(Collection entries)
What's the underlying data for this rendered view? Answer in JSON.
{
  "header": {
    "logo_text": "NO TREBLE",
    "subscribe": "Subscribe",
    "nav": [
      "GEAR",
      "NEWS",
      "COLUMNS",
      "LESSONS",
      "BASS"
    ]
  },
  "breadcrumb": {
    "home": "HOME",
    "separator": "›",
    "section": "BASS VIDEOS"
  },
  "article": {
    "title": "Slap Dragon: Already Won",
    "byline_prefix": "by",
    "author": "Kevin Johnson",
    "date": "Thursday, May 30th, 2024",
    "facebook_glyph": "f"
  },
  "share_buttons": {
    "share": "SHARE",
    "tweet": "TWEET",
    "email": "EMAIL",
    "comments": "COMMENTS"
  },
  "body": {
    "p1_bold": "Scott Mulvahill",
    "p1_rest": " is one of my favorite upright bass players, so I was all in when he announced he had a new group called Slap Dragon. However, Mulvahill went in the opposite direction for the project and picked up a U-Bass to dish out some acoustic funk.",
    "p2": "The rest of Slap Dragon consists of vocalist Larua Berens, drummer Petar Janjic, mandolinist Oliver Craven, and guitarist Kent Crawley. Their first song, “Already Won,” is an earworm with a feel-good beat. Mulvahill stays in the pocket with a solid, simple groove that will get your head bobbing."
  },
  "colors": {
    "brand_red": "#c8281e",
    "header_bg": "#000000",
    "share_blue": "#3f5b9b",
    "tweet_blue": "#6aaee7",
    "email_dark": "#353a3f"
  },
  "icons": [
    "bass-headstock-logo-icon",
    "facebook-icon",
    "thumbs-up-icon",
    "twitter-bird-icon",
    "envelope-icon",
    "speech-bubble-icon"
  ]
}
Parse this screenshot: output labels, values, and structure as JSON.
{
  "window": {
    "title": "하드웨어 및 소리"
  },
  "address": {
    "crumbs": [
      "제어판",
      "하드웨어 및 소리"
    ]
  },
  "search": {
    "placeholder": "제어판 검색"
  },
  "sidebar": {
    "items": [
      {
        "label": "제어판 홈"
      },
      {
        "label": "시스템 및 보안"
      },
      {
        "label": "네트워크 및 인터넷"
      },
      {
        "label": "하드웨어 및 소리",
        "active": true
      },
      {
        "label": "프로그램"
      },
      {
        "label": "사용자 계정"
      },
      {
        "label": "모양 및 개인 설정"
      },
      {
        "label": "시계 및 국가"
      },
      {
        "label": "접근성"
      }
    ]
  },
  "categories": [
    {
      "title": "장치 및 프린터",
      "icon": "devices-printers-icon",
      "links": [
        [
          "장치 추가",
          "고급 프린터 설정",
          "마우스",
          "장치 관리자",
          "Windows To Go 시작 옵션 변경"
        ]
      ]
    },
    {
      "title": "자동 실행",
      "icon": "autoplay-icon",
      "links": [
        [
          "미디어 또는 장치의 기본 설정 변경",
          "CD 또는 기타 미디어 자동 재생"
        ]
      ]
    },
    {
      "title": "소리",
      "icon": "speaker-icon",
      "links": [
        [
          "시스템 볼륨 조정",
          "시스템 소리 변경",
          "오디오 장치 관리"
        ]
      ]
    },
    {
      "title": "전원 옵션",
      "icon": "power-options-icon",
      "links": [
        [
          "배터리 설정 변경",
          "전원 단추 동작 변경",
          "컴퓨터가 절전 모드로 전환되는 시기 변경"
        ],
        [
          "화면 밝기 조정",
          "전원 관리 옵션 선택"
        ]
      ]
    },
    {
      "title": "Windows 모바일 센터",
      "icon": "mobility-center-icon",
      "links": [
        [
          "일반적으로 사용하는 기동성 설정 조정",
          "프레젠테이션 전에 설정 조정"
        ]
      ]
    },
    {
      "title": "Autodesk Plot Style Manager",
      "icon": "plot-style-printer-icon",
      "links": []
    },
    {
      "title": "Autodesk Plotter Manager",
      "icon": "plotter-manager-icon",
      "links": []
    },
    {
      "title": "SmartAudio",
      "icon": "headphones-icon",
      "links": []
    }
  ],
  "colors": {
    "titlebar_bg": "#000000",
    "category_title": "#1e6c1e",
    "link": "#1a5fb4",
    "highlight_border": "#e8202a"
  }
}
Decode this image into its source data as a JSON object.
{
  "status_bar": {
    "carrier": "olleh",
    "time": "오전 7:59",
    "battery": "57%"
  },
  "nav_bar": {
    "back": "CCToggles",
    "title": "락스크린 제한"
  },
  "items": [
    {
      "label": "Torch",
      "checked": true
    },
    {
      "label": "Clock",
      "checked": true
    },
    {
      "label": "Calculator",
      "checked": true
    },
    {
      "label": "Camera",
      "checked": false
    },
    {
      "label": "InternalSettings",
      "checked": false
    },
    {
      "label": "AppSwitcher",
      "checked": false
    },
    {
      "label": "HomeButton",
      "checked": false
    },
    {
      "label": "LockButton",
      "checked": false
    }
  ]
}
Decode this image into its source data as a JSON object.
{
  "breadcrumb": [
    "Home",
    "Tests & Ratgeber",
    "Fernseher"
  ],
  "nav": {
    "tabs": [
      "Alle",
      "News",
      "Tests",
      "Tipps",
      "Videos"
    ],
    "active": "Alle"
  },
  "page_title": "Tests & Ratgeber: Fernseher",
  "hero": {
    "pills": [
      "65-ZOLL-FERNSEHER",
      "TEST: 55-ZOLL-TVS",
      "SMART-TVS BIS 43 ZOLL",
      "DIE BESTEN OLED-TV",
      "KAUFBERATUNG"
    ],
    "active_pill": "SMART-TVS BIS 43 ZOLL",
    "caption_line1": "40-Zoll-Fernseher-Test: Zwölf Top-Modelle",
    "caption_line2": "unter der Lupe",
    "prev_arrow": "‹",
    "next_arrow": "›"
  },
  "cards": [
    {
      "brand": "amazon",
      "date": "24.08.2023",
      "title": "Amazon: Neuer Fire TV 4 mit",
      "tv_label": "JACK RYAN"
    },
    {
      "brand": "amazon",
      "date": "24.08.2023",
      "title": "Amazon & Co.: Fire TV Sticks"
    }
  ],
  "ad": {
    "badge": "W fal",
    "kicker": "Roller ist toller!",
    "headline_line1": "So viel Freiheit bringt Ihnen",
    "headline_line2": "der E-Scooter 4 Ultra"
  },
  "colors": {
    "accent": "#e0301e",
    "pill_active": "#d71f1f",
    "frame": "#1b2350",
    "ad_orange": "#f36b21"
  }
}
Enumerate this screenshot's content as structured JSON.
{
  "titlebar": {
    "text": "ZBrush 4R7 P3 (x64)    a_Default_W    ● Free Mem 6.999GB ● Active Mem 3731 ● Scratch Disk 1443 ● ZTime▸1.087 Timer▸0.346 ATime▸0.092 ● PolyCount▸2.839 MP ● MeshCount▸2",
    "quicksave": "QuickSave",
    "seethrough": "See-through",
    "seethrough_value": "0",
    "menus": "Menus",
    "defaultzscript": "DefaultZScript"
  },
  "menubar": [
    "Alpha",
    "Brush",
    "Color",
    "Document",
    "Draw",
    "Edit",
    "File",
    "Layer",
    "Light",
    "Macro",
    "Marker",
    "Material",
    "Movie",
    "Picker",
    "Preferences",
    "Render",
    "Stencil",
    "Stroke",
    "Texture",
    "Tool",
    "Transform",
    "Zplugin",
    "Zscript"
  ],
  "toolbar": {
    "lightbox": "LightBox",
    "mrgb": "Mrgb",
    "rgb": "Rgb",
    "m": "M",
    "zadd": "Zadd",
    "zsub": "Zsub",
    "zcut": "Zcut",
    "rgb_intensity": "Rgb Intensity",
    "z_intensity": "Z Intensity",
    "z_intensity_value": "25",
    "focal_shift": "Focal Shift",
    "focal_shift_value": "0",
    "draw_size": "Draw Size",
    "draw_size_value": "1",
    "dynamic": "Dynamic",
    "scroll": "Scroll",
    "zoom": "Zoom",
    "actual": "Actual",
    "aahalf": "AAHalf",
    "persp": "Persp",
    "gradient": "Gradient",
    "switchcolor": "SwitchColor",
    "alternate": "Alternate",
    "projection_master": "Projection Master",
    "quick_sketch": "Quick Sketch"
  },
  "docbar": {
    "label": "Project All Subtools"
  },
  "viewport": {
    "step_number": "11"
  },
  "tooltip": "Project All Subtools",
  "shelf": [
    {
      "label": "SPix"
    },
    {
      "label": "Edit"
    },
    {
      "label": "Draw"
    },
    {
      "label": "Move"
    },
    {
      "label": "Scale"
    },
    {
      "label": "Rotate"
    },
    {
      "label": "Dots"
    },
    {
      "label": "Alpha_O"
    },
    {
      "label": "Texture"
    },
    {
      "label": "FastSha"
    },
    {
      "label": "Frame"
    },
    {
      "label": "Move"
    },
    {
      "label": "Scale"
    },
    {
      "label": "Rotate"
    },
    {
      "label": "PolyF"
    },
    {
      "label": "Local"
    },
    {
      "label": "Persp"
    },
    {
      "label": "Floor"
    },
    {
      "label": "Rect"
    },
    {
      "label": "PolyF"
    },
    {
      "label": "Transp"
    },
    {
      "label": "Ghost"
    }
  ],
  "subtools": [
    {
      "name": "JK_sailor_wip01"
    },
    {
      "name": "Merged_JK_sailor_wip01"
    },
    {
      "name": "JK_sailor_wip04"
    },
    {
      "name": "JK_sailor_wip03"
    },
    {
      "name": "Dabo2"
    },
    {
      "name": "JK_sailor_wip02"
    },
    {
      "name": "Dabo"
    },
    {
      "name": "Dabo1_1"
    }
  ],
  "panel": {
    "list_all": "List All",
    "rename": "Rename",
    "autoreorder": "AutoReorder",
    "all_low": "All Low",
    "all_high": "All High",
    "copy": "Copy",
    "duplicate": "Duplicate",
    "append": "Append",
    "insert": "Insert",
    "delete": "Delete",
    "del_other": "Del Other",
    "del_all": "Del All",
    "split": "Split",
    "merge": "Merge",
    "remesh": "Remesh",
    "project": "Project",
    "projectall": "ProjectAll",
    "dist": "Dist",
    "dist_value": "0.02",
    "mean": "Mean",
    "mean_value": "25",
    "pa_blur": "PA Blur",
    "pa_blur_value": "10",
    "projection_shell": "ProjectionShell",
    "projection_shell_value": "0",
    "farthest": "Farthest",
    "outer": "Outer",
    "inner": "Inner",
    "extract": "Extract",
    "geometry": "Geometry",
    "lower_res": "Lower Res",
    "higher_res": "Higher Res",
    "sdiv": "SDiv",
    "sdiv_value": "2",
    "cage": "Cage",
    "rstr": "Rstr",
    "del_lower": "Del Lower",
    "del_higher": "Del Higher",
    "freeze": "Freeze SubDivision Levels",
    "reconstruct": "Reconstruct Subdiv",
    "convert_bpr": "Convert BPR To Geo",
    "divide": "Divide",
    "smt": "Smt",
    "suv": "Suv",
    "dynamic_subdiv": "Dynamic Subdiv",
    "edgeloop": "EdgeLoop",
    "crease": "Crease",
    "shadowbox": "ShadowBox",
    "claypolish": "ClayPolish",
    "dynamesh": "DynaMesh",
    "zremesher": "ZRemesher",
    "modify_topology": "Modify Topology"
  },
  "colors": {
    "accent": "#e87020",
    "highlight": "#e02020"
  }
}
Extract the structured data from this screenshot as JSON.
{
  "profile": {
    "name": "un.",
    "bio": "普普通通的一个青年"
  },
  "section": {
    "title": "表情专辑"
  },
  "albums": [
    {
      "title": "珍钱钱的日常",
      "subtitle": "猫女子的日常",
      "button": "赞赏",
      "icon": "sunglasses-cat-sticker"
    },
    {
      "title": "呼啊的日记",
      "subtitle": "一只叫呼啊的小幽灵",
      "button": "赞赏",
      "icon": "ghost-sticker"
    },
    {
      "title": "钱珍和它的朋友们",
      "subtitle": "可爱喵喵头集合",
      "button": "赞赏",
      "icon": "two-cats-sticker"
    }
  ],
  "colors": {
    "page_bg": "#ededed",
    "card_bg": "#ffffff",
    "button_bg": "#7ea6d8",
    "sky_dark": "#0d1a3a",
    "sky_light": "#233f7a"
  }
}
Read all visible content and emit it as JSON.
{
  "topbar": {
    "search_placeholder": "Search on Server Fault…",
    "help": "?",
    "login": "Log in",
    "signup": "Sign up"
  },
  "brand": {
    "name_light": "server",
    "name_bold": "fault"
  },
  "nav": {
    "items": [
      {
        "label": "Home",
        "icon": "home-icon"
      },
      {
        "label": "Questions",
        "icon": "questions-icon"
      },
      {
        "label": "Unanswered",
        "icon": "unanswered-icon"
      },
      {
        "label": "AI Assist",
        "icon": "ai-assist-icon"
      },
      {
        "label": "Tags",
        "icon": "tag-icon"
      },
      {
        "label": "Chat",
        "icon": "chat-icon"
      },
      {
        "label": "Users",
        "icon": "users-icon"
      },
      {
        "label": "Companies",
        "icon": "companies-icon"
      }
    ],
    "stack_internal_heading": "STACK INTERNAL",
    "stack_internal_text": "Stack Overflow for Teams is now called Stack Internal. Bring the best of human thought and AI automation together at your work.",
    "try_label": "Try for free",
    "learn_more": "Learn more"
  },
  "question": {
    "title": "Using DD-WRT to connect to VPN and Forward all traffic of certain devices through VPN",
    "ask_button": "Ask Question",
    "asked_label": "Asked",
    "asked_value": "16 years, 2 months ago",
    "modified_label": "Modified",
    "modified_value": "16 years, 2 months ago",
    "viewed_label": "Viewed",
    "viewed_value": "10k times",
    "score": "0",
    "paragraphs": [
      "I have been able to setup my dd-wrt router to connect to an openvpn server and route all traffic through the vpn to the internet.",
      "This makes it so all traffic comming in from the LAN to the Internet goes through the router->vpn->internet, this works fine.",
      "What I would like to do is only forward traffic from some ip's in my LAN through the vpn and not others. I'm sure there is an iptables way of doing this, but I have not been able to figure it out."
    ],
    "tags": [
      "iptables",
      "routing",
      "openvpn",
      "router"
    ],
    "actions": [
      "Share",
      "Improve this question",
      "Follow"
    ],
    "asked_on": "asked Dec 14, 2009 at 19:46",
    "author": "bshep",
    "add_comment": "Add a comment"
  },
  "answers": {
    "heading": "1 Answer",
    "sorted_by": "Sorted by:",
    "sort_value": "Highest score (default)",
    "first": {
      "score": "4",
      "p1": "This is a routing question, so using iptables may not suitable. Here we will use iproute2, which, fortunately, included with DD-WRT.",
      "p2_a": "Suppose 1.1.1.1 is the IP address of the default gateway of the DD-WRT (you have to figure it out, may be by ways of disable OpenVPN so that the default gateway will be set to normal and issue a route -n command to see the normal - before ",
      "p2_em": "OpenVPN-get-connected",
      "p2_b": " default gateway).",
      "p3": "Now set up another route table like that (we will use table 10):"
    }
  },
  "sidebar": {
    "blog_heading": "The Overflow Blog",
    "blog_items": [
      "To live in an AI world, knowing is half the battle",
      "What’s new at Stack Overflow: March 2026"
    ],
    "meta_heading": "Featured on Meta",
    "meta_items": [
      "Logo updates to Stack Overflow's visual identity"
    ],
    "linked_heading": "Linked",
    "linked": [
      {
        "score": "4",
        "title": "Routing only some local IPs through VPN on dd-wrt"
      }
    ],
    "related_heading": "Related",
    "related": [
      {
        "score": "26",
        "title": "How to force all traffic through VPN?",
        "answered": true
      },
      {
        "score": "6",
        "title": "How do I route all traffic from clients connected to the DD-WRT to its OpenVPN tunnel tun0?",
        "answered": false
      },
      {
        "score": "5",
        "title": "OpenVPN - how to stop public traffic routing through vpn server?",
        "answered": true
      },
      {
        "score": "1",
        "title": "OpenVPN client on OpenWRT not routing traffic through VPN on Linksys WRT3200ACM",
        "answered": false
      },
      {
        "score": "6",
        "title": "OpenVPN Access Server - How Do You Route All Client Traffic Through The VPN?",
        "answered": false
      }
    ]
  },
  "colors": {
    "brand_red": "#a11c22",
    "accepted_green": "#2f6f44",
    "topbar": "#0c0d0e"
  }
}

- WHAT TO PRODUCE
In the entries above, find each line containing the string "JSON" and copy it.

- RESPONSE BOX
What's the underlying data for this rendered view? Answer in JSON.
Parse this screenshot: output labels, values, and structure as JSON.
Decode this image into its source data as a JSON object.
Decode this image into its source data as a JSON object.
Enumerate this screenshot's content as structured JSON.
Extract the structured data from this screenshot as JSON.
Read all visible content and emit it as JSON.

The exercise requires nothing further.